Using the data below, gather each line that includes the word "afdrukrichting".

▼

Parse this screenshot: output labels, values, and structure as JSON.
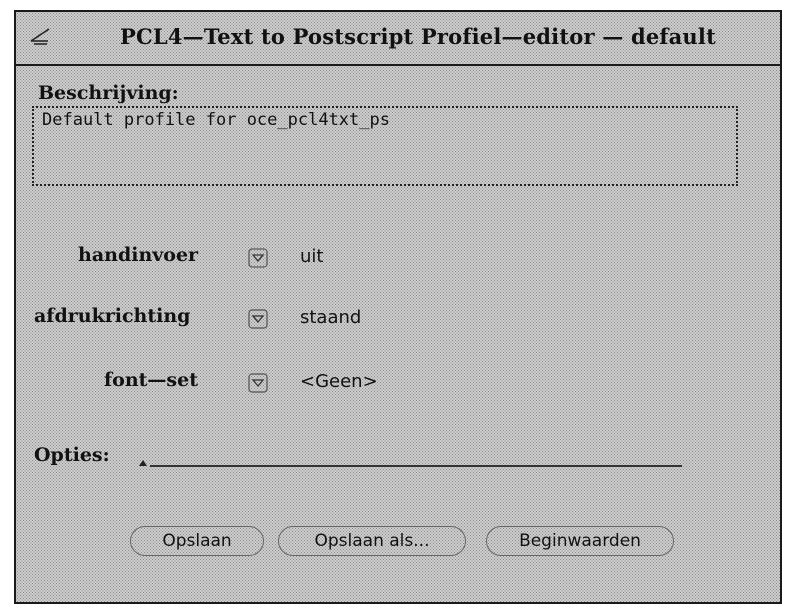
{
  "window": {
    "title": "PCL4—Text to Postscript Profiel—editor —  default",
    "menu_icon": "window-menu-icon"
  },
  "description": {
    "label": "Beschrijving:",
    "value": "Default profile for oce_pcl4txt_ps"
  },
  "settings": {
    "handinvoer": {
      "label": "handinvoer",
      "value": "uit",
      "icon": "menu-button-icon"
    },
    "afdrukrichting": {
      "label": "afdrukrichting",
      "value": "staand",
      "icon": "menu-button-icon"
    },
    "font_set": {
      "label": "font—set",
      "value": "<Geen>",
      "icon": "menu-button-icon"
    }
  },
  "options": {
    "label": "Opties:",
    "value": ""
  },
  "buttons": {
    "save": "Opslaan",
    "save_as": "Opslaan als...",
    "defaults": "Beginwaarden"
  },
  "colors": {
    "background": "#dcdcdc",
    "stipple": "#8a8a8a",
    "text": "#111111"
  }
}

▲
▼

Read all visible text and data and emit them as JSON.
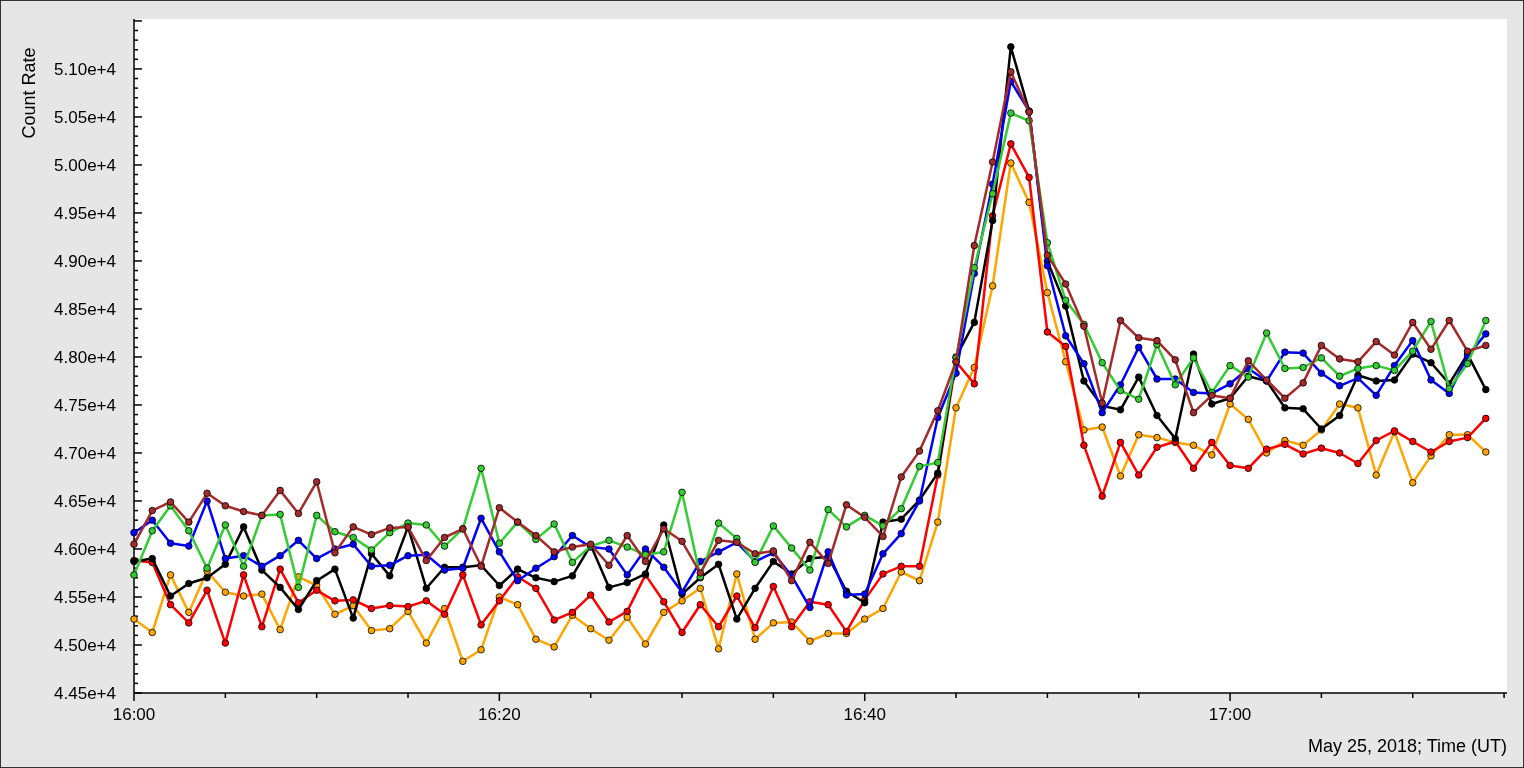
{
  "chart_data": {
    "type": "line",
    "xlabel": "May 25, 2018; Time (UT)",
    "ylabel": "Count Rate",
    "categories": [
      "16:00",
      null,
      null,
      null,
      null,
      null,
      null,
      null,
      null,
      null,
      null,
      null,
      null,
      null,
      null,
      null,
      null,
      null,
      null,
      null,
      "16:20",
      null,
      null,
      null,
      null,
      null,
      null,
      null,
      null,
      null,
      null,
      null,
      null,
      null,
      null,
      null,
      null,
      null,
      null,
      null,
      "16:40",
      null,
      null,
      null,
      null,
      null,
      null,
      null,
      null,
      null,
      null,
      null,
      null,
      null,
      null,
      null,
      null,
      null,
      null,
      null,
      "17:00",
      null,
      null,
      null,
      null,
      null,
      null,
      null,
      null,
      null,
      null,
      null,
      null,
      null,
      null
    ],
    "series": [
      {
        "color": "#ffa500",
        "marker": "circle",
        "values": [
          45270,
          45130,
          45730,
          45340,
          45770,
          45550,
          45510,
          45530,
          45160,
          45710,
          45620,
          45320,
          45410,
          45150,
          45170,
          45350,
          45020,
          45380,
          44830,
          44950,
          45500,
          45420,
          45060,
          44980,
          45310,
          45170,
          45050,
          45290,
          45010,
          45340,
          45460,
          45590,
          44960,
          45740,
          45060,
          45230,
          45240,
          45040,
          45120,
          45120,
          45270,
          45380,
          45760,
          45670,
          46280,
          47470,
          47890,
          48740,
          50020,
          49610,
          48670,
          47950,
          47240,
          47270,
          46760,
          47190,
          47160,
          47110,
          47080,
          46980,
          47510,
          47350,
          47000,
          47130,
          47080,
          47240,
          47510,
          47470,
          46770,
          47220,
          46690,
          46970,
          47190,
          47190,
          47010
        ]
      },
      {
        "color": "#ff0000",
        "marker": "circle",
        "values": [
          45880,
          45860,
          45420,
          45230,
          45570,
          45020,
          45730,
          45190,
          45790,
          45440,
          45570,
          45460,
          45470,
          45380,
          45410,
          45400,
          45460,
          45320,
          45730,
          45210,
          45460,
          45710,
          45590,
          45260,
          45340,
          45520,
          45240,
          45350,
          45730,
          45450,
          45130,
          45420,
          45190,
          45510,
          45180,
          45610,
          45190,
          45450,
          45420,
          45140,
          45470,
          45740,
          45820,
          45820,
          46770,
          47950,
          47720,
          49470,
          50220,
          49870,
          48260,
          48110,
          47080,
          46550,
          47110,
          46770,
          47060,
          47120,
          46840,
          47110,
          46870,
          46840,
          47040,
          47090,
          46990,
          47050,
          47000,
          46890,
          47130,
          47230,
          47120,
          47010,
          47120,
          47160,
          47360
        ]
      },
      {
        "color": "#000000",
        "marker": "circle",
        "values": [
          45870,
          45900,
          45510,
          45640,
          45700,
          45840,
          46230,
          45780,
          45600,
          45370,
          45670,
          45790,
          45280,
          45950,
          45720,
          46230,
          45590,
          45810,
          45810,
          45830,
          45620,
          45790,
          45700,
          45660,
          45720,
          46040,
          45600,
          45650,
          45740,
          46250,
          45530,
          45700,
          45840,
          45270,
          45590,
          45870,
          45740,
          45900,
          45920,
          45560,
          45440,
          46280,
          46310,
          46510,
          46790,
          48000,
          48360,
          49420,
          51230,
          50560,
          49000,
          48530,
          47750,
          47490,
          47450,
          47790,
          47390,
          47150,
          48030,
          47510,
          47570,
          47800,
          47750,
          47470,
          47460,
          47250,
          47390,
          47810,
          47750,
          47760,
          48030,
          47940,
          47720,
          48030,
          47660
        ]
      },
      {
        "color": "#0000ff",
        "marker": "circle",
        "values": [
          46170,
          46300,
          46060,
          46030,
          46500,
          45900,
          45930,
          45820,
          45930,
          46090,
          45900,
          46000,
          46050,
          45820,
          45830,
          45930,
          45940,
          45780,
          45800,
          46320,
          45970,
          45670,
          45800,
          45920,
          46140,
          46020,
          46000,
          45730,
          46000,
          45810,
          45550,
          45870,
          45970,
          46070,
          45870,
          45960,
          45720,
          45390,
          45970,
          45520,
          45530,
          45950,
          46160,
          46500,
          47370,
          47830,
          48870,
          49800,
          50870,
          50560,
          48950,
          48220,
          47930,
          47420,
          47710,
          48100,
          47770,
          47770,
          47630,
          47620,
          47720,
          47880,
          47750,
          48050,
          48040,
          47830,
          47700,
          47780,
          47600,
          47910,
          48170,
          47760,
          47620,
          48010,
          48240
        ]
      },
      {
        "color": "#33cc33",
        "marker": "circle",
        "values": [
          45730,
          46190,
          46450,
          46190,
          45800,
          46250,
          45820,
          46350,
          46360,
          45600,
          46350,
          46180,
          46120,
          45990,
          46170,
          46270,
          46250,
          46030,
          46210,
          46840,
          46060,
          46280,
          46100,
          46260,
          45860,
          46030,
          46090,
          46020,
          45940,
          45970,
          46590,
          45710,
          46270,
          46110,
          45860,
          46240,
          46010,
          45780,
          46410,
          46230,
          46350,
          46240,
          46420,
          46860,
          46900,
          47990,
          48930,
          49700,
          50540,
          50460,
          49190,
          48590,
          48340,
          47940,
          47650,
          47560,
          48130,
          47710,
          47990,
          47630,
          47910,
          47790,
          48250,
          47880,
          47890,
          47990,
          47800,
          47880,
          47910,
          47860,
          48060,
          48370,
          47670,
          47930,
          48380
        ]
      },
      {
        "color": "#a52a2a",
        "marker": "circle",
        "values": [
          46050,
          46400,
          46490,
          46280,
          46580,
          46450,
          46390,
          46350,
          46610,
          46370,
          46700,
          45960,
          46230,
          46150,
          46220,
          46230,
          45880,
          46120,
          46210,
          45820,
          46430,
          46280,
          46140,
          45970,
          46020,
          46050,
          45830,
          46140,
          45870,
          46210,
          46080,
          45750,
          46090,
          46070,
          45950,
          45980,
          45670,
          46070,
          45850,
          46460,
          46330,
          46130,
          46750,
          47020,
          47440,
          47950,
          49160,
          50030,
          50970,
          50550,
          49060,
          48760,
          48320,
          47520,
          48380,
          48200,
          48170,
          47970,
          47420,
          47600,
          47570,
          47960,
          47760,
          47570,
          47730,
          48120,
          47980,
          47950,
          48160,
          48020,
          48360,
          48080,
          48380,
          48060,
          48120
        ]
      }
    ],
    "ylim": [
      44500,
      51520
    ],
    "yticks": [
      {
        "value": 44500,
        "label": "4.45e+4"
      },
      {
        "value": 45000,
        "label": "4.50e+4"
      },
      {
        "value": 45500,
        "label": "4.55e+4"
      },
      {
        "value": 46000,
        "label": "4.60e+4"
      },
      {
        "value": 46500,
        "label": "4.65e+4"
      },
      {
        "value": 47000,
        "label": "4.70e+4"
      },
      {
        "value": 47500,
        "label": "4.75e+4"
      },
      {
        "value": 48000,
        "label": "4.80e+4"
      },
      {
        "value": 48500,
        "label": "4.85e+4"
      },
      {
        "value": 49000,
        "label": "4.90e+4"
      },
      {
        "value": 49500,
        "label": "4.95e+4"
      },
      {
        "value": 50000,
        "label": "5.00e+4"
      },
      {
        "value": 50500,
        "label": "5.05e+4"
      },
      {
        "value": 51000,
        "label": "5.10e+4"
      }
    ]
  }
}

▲

== The completed task ==
    "afdrukrichting": {
      "label": "afdrukrichting",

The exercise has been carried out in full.